---- Dataset excerpts
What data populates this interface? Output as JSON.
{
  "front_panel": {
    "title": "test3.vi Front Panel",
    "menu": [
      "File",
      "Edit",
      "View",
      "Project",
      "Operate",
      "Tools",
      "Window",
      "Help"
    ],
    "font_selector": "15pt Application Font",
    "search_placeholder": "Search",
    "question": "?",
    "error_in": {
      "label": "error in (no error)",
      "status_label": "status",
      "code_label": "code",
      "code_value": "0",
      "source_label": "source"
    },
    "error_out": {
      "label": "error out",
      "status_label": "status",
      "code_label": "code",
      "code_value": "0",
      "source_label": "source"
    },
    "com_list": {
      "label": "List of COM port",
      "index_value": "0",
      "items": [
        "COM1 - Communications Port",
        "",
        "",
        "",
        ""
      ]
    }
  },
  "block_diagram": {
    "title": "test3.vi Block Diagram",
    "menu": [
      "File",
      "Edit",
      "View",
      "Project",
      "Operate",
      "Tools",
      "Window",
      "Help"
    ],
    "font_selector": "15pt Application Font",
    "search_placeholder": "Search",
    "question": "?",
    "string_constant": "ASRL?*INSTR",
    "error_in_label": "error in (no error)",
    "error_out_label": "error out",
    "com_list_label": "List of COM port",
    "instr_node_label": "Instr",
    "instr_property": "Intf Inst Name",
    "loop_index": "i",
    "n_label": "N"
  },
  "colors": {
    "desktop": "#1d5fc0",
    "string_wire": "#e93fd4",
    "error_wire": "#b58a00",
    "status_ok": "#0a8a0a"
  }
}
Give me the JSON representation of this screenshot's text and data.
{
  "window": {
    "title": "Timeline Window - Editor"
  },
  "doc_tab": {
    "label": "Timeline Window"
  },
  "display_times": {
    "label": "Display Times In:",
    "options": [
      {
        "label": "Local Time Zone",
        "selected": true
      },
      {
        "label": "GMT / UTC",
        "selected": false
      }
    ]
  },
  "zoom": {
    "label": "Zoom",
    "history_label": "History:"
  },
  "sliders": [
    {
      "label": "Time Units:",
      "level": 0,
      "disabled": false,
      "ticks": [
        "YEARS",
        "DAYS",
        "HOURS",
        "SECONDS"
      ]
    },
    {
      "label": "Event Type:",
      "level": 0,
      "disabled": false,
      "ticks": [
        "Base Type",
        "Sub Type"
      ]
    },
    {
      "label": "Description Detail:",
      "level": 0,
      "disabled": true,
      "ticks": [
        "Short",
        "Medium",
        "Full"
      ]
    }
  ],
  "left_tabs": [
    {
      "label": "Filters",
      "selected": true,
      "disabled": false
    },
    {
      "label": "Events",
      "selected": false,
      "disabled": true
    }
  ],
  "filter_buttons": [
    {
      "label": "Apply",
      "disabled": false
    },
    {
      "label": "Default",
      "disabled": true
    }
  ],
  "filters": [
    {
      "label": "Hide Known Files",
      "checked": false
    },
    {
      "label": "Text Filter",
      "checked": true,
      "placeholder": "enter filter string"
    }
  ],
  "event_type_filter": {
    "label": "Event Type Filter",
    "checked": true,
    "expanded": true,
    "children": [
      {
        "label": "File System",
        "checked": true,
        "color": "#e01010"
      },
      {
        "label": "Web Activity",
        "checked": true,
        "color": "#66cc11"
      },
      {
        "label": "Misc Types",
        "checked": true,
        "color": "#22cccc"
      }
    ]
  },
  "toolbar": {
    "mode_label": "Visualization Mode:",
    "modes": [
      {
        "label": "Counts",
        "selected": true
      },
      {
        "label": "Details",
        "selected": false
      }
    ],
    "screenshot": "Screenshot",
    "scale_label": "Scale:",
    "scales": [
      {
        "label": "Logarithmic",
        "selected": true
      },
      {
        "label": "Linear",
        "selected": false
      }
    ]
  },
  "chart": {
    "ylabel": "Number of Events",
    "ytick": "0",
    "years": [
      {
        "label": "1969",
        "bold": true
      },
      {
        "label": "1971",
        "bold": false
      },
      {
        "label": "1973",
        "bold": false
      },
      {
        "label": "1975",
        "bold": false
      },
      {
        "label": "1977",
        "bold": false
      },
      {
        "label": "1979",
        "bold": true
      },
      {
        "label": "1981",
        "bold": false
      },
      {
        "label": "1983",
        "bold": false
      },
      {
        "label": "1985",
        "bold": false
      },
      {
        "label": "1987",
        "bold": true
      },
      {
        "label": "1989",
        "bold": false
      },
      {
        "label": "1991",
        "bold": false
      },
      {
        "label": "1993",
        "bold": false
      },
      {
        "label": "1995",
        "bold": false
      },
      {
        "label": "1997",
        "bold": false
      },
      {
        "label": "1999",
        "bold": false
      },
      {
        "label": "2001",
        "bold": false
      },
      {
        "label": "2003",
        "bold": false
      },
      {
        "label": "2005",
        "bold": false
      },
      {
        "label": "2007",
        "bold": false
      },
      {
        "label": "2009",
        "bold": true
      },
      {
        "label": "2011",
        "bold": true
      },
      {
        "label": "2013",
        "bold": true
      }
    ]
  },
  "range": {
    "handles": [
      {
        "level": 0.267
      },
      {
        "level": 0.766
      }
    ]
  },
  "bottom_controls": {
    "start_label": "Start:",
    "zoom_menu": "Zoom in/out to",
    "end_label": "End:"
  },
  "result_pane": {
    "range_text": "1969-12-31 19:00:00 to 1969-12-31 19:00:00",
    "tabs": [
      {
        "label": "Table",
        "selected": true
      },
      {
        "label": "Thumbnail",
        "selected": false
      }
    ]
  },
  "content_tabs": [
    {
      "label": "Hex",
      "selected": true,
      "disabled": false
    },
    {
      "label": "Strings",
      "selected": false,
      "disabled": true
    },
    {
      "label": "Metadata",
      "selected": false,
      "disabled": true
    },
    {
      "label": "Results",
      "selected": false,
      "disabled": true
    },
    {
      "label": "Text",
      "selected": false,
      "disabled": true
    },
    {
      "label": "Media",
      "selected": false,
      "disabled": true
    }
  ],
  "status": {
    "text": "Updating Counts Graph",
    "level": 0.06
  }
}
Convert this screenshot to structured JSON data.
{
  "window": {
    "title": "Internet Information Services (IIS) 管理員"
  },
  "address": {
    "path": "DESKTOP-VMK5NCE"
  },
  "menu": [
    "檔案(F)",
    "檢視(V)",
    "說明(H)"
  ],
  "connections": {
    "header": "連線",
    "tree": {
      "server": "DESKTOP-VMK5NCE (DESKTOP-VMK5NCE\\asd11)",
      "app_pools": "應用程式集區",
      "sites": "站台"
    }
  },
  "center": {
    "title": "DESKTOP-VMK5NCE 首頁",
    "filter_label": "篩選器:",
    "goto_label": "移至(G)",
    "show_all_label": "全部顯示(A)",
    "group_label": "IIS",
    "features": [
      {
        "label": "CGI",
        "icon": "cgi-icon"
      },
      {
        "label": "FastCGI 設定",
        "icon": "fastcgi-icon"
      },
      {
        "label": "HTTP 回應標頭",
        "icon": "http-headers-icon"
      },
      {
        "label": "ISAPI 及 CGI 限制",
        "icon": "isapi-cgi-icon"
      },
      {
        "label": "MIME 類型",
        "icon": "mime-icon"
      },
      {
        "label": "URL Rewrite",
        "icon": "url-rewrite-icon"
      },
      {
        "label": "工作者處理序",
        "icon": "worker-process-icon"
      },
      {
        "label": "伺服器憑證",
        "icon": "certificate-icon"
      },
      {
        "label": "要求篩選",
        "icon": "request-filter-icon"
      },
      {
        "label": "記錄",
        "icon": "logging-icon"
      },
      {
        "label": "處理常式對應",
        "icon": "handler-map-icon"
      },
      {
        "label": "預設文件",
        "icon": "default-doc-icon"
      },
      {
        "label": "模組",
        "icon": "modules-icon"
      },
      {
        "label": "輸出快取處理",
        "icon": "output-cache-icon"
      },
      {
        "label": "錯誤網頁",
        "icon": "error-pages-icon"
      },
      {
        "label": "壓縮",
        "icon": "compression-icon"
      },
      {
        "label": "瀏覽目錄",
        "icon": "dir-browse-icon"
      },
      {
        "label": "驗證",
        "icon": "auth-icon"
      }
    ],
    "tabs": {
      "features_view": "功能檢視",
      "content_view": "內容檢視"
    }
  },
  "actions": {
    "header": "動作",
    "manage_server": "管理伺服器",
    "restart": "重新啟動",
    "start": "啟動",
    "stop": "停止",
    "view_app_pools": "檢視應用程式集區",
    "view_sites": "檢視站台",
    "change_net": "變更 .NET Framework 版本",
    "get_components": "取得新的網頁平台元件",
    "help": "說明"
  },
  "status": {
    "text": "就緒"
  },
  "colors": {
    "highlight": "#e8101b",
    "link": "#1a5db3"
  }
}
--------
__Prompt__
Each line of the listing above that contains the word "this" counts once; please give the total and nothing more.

__Result of the exercise__
3